▸ YOUR GOAL:
Copy each entry below exactly. No images.

▸ Web page and app entries:
____
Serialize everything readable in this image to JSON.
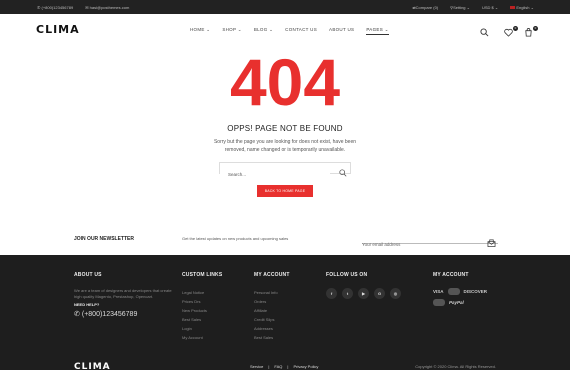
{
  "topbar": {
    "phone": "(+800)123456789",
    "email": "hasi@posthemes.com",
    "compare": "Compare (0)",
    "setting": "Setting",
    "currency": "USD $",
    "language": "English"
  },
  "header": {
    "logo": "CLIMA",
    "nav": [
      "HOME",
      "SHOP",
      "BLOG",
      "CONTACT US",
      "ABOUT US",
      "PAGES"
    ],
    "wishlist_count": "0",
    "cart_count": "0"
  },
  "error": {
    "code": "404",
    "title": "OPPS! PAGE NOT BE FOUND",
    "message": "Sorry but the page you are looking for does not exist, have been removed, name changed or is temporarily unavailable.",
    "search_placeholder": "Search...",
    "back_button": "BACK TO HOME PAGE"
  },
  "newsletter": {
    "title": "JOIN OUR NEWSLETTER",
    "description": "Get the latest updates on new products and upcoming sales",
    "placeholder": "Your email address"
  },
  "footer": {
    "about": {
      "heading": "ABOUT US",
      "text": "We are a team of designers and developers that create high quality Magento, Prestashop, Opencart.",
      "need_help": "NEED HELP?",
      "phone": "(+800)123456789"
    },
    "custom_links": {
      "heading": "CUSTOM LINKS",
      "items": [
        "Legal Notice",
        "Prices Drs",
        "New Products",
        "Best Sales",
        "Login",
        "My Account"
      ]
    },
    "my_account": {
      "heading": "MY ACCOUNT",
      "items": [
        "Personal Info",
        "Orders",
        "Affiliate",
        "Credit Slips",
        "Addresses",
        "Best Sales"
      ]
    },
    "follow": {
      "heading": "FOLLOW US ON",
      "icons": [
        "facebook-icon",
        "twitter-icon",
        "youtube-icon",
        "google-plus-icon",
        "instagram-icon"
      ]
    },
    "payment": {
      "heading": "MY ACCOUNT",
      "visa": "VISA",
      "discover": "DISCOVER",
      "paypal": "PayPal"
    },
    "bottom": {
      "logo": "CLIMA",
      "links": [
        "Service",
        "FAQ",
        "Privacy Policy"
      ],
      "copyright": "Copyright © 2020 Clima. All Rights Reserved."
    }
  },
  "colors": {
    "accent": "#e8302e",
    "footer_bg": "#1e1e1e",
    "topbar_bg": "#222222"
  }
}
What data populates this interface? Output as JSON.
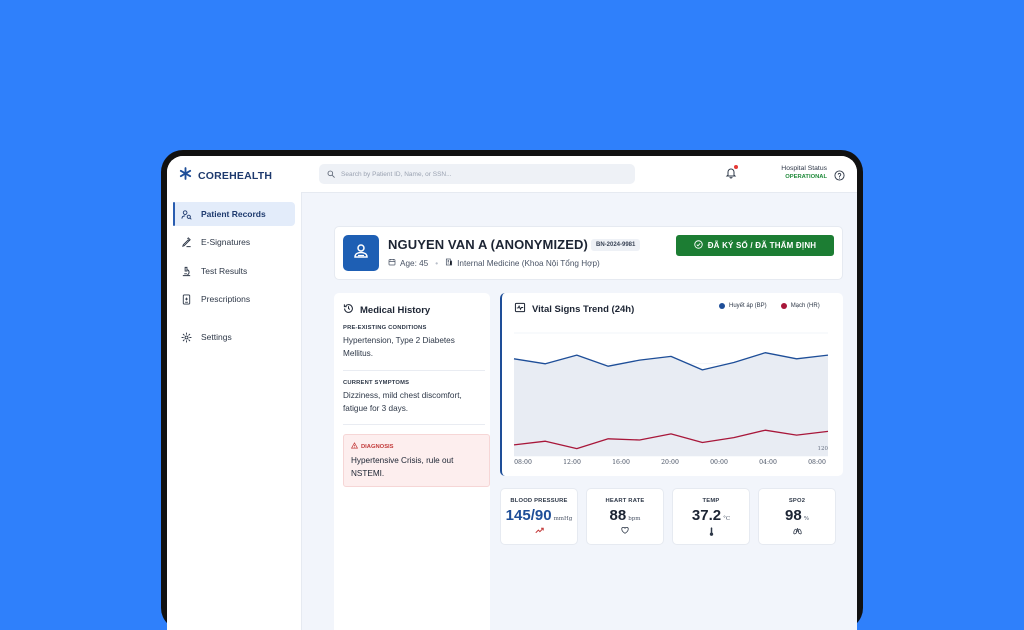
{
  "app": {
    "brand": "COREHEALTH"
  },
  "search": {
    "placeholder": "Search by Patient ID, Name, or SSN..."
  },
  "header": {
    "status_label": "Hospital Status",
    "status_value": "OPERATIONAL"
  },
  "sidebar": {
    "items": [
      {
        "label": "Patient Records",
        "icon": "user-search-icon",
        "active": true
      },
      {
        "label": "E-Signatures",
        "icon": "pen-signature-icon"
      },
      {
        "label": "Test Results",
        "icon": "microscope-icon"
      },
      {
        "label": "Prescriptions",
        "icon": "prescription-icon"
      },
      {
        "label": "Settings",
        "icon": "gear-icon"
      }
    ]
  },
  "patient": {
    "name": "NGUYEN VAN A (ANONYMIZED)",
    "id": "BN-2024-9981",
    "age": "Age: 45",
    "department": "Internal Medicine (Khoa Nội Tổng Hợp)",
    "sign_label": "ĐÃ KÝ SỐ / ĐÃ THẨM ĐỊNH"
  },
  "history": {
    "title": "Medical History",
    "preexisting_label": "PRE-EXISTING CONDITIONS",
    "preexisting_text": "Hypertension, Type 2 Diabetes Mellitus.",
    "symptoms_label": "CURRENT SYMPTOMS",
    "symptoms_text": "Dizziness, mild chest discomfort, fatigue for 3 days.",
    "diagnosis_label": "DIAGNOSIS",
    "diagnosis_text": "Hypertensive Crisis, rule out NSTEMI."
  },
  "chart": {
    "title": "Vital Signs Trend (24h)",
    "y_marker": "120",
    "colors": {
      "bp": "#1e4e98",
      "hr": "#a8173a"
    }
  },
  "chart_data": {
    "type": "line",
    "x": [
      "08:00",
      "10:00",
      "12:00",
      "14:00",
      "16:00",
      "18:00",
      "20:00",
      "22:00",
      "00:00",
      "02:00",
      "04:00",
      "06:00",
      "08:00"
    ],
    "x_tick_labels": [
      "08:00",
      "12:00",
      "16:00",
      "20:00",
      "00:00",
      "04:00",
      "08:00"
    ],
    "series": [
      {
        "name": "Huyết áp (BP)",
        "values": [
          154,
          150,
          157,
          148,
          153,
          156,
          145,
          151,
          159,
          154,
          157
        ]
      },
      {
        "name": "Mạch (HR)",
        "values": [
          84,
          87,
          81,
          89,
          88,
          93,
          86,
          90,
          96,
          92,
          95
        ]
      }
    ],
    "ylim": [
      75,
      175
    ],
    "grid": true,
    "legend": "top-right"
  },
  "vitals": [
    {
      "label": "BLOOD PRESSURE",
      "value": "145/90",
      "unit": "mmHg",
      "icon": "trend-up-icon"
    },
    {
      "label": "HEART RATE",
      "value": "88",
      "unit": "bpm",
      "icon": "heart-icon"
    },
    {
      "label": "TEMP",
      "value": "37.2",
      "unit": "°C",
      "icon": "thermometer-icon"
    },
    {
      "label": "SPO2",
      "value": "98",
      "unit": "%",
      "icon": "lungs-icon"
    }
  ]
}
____
▸ THE ANSWER:
Serialize everything readable in this image to JSON.
{
  "topbar": {
    "phone": "(+800)123456789",
    "email": "hasi@posthemes.com",
    "compare": "Compare (0)",
    "setting": "Setting",
    "currency": "USD $",
    "language": "English"
  },
  "header": {
    "logo": "CLIMA",
    "nav": [
      "HOME",
      "SHOP",
      "BLOG",
      "CONTACT US",
      "ABOUT US",
      "PAGES"
    ],
    "wishlist_count": "0",
    "cart_count": "0"
  },
  "error": {
    "code": "404",
    "title": "OPPS! PAGE NOT BE FOUND",
    "message": "Sorry but the page you are looking for does not exist, have been removed, name changed or is temporarily unavailable.",
    "search_placeholder": "Search...",
    "back_button": "BACK TO HOME PAGE"
  },
  "newsletter": {
    "title": "JOIN OUR NEWSLETTER",
    "description": "Get the latest updates on new products and upcoming sales",
    "placeholder": "Your email address"
  },
  "footer": {
    "about": {
      "heading": "ABOUT US",
      "text": "We are a team of designers and developers that create high quality Magento, Prestashop, Opencart.",
      "need_help": "NEED HELP?",
      "phone": "(+800)123456789"
    },
    "custom_links": {
      "heading": "CUSTOM LINKS",
      "items": [
        "Legal Notice",
        "Prices Drs",
        "New Products",
        "Best Sales",
        "Login",
        "My Account"
      ]
    },
    "my_account": {
      "heading": "MY ACCOUNT",
      "items": [
        "Personal Info",
        "Orders",
        "Affiliate",
        "Credit Slips",
        "Addresses",
        "Best Sales"
      ]
    },
    "follow": {
      "heading": "FOLLOW US ON",
      "icons": [
        "facebook-icon",
        "twitter-icon",
        "youtube-icon",
        "google-plus-icon",
        "instagram-icon"
      ]
    },
    "payment": {
      "heading": "MY ACCOUNT",
      "visa": "VISA",
      "discover": "DISCOVER",
      "paypal": "PayPal"
    },
    "bottom": {
      "logo": "CLIMA",
      "links": [
        "Service",
        "FAQ",
        "Privacy Policy"
      ],
      "copyright": "Copyright © 2020 Clima. All Rights Reserved."
    }
  },
  "colors": {
    "accent": "#e8302e",
    "footer_bg": "#1e1e1e",
    "topbar_bg": "#222222"
  }
}
What data populates this interface? Output as JSON.
{
  "app": {
    "brand": "COREHEALTH"
  },
  "search": {
    "placeholder": "Search by Patient ID, Name, or SSN..."
  },
  "header": {
    "status_label": "Hospital Status",
    "status_value": "OPERATIONAL"
  },
  "sidebar": {
    "items": [
      {
        "label": "Patient Records",
        "icon": "user-search-icon",
        "active": true
      },
      {
        "label": "E-Signatures",
        "icon": "pen-signature-icon"
      },
      {
        "label": "Test Results",
        "icon": "microscope-icon"
      },
      {
        "label": "Prescriptions",
        "icon": "prescription-icon"
      },
      {
        "label": "Settings",
        "icon": "gear-icon"
      }
    ]
  },
  "patient": {
    "name": "NGUYEN VAN A (ANONYMIZED)",
    "id": "BN-2024-9981",
    "age": "Age: 45",
    "department": "Internal Medicine (Khoa Nội Tổng Hợp)",
    "sign_label": "ĐÃ KÝ SỐ / ĐÃ THẨM ĐỊNH"
  },
  "history": {
    "title": "Medical History",
    "preexisting_label": "PRE-EXISTING CONDITIONS",
    "preexisting_text": "Hypertension, Type 2 Diabetes Mellitus.",
    "symptoms_label": "CURRENT SYMPTOMS",
    "symptoms_text": "Dizziness, mild chest discomfort, fatigue for 3 days.",
    "diagnosis_label": "DIAGNOSIS",
    "diagnosis_text": "Hypertensive Crisis, rule out NSTEMI."
  },
  "chart": {
    "title": "Vital Signs Trend (24h)",
    "y_marker": "120",
    "colors": {
      "bp": "#1e4e98",
      "hr": "#a8173a"
    }
  },
  "chart_data": {
    "type": "line",
    "x": [
      "08:00",
      "10:00",
      "12:00",
      "14:00",
      "16:00",
      "18:00",
      "20:00",
      "22:00",
      "00:00",
      "02:00",
      "04:00",
      "06:00",
      "08:00"
    ],
    "x_tick_labels": [
      "08:00",
      "12:00",
      "16:00",
      "20:00",
      "00:00",
      "04:00",
      "08:00"
    ],
    "series": [
      {
        "name": "Huyết áp (BP)",
        "values": [
          154,
          150,
          157,
          148,
          153,
          156,
          145,
          151,
          159,
          154,
          157
        ]
      },
      {
        "name": "Mạch (HR)",
        "values": [
          84,
          87,
          81,
          89,
          88,
          93,
          86,
          90,
          96,
          92,
          95
        ]
      }
    ],
    "ylim": [
      75,
      175
    ],
    "grid": true,
    "legend": "top-right"
  },
  "vitals": [
    {
      "label": "BLOOD PRESSURE",
      "value": "145/90",
      "unit": "mmHg",
      "icon": "trend-up-icon"
    },
    {
      "label": "HEART RATE",
      "value": "88",
      "unit": "bpm",
      "icon": "heart-icon"
    },
    {
      "label": "TEMP",
      "value": "37.2",
      "unit": "°C",
      "icon": "thermometer-icon"
    },
    {
      "label": "SPO2",
      "value": "98",
      "unit": "%",
      "icon": "lungs-icon"
    }
  ]
}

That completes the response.